§ **AIM OF THE EXERCISE**:
Report every line of the data where the string "this" appears.

=======

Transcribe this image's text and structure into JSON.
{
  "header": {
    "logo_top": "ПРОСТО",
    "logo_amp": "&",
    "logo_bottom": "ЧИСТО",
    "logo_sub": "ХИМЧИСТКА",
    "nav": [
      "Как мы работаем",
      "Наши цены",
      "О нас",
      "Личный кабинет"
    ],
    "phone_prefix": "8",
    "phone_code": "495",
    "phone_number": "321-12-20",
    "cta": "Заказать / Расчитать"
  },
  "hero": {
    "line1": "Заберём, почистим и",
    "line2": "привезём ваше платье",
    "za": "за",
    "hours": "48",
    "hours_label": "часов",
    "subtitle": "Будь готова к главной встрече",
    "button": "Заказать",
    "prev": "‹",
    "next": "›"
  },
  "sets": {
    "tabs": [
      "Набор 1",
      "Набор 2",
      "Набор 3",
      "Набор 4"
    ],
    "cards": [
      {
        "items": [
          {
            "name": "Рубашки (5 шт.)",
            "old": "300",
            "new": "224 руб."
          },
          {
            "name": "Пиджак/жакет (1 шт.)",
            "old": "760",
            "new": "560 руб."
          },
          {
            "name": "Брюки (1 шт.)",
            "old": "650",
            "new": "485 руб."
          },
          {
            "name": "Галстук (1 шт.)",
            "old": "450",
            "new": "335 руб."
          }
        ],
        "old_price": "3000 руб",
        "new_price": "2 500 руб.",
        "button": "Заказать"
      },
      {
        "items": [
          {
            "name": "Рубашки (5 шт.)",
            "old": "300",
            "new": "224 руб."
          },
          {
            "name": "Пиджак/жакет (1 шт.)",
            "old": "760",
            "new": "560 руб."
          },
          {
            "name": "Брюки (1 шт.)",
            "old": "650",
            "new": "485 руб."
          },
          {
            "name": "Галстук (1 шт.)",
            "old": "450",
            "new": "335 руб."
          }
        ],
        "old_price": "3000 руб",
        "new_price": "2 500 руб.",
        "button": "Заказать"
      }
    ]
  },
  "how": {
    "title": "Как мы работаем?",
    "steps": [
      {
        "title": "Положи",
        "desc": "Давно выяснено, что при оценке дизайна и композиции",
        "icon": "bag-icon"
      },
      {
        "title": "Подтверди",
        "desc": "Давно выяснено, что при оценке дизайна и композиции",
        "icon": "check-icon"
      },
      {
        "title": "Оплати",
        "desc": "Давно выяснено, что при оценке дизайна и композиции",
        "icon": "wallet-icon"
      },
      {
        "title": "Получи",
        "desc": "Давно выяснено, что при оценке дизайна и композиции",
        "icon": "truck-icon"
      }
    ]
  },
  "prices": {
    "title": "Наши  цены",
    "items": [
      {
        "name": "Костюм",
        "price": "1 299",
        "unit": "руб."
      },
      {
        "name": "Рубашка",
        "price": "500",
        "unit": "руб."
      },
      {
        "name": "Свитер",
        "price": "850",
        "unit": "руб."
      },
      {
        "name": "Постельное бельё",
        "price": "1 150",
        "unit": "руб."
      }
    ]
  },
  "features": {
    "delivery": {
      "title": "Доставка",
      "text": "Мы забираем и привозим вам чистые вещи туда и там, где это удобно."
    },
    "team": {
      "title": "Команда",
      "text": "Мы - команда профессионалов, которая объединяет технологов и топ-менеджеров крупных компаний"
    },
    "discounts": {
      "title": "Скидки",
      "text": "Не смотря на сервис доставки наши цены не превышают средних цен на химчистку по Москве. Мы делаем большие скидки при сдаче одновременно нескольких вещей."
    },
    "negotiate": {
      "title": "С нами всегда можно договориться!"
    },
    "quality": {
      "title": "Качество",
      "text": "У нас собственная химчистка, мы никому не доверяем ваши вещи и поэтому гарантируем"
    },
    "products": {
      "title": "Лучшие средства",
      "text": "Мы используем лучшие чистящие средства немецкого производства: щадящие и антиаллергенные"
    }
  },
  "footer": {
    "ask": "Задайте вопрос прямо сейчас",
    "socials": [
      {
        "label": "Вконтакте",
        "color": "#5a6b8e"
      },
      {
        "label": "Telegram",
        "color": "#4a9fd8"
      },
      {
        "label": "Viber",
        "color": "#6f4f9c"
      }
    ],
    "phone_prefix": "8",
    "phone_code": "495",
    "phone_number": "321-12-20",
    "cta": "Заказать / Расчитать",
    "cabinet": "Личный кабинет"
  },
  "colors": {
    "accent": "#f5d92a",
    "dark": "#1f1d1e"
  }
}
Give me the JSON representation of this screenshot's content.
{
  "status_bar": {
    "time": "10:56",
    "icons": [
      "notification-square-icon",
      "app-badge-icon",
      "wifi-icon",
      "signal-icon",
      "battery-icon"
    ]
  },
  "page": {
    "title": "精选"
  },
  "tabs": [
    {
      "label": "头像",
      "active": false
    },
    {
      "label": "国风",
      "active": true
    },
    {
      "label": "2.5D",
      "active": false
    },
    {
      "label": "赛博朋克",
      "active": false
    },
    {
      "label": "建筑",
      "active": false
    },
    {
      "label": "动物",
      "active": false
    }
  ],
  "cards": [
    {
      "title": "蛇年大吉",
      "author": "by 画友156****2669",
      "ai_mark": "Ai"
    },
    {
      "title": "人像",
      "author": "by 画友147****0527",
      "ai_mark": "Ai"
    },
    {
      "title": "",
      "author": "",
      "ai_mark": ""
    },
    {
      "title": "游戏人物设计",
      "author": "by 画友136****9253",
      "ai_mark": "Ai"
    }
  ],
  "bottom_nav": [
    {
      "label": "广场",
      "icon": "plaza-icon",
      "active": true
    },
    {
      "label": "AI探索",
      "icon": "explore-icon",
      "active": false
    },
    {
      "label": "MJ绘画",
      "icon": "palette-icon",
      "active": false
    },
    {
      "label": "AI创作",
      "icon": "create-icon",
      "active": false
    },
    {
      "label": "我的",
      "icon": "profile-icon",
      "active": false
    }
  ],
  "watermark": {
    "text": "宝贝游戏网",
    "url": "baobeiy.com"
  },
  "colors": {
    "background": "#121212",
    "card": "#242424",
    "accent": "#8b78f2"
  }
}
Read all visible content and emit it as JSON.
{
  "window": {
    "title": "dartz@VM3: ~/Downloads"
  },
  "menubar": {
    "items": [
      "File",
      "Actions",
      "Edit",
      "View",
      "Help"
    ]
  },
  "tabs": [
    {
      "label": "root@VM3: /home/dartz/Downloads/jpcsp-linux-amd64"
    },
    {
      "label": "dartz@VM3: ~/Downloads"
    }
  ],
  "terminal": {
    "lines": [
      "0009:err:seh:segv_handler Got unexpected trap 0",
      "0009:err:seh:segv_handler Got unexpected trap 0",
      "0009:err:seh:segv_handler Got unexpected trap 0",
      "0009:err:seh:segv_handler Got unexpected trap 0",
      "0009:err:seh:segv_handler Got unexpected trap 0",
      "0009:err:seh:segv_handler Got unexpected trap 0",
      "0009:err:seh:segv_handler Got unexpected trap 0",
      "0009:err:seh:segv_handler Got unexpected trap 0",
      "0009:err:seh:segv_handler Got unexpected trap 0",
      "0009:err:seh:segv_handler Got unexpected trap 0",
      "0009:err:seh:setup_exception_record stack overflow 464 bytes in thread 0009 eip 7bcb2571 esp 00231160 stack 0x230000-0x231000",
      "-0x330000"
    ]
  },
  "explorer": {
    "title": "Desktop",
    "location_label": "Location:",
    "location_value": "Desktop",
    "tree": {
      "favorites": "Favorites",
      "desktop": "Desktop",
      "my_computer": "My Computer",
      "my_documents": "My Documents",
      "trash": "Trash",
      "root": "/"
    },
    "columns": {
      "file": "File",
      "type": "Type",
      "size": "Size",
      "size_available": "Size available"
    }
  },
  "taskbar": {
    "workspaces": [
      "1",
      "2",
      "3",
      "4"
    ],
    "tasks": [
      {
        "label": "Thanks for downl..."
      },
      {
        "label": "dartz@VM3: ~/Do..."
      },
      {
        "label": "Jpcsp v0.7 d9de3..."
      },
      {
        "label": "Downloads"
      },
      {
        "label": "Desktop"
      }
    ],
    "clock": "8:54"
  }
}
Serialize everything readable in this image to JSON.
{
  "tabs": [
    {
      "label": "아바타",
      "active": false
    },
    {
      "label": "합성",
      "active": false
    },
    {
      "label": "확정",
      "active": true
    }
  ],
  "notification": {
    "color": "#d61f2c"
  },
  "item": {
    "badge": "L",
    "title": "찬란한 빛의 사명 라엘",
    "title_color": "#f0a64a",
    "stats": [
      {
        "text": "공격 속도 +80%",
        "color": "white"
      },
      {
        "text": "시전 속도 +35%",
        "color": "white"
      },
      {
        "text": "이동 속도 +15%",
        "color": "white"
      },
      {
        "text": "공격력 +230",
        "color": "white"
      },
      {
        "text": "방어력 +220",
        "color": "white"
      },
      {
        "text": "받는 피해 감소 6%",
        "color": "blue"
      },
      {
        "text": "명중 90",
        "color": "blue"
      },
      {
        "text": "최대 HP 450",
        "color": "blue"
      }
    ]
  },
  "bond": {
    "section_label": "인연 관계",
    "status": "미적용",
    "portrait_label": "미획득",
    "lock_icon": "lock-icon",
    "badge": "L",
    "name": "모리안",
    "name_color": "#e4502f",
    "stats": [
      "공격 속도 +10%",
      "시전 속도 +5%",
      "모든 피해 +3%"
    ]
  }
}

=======

§ **THE ANSWER**:
Transcribe this image's text and structure into JSON.
Give me the JSON representation of this screenshot's content.
Serialize everything readable in this image to JSON.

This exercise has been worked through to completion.